Entries from a dataset of interfaces:
-- Opening Marker --

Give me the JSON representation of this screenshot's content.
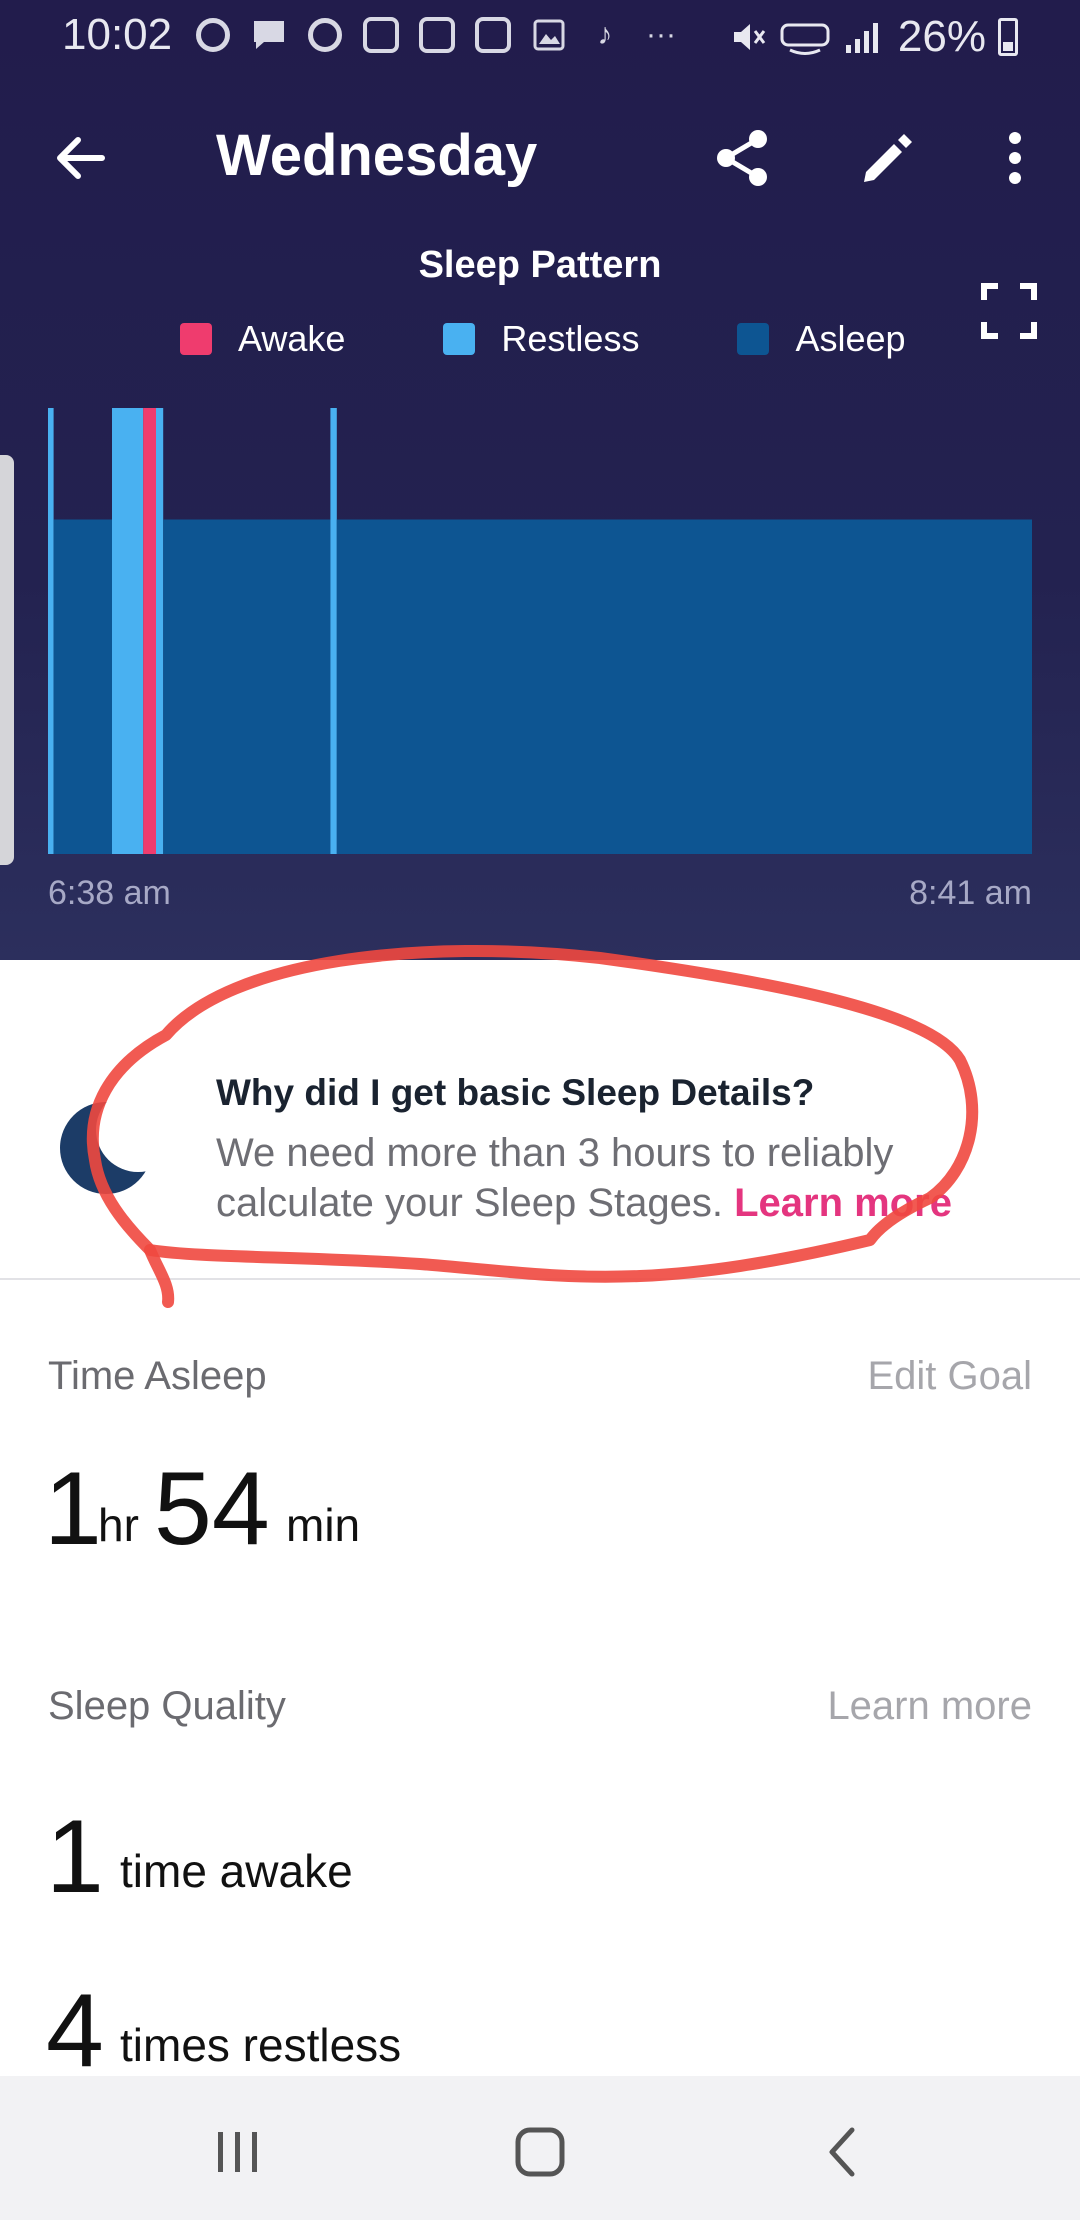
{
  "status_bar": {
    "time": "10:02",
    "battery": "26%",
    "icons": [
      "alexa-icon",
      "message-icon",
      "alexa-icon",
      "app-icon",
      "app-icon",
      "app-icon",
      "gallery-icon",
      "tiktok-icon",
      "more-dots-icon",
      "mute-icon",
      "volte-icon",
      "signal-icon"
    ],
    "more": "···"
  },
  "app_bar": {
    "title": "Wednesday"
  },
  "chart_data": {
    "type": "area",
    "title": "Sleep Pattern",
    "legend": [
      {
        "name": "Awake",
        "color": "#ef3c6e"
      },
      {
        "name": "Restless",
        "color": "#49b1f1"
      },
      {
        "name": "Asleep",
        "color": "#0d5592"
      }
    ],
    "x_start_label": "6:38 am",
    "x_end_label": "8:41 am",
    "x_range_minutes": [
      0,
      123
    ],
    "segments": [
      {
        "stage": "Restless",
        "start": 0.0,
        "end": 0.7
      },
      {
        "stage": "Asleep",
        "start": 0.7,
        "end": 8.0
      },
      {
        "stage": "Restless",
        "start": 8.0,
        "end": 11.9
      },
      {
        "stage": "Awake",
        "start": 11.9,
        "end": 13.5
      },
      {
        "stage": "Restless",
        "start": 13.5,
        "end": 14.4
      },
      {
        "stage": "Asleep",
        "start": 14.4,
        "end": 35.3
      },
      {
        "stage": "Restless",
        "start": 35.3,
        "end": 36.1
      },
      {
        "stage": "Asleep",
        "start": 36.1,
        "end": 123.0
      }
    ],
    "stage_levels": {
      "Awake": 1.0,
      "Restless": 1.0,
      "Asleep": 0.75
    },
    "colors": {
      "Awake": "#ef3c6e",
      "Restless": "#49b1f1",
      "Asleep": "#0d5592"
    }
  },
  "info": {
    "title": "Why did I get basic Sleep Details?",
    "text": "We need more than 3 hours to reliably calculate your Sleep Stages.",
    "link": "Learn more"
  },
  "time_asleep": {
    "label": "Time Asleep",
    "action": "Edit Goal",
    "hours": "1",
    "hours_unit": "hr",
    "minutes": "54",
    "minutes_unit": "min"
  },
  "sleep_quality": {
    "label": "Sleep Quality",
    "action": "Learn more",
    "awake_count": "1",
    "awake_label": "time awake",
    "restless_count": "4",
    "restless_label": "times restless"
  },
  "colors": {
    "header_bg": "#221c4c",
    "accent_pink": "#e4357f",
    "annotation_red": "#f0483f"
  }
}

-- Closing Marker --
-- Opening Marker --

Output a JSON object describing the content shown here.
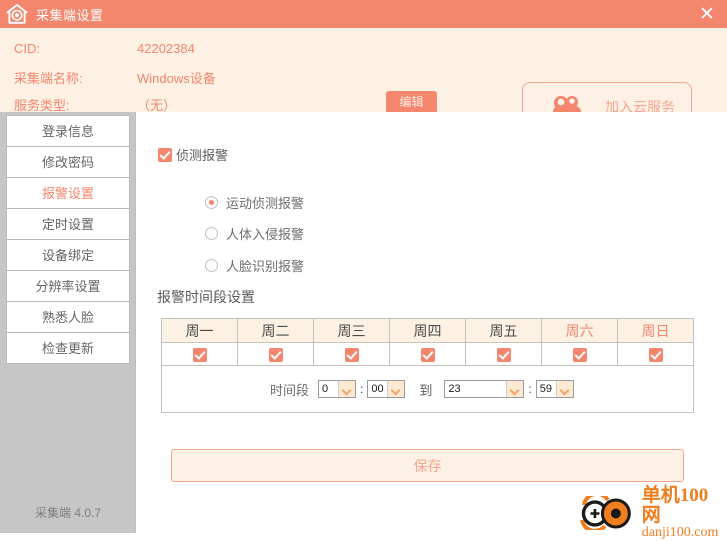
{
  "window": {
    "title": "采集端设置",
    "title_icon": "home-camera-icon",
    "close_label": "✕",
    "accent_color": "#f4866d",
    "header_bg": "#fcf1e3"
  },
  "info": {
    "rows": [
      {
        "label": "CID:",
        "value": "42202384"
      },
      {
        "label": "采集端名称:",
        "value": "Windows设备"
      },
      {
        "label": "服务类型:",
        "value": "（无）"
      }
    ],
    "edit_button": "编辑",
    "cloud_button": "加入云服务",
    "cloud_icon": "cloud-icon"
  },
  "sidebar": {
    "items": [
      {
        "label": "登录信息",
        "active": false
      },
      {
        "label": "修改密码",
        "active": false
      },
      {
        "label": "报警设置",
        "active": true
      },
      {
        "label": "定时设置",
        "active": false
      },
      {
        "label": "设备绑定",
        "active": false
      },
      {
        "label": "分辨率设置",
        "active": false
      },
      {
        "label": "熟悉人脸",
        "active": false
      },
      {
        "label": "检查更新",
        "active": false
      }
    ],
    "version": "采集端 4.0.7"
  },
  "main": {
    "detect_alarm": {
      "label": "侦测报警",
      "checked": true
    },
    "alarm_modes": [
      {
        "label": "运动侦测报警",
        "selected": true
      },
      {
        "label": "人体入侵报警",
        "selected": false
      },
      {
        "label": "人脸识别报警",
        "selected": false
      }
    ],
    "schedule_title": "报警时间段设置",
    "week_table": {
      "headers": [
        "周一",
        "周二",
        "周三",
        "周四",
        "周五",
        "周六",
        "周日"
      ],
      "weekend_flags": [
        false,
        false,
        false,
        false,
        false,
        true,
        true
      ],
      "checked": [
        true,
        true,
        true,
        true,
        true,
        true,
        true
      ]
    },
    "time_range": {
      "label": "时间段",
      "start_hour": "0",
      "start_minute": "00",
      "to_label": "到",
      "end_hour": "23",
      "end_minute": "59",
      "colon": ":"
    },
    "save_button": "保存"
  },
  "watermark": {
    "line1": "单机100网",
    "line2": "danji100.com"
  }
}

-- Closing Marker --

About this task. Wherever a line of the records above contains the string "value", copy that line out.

Answer space.
        "value": "42202384"
        "value": "Windows设备"
        "value": "（无）"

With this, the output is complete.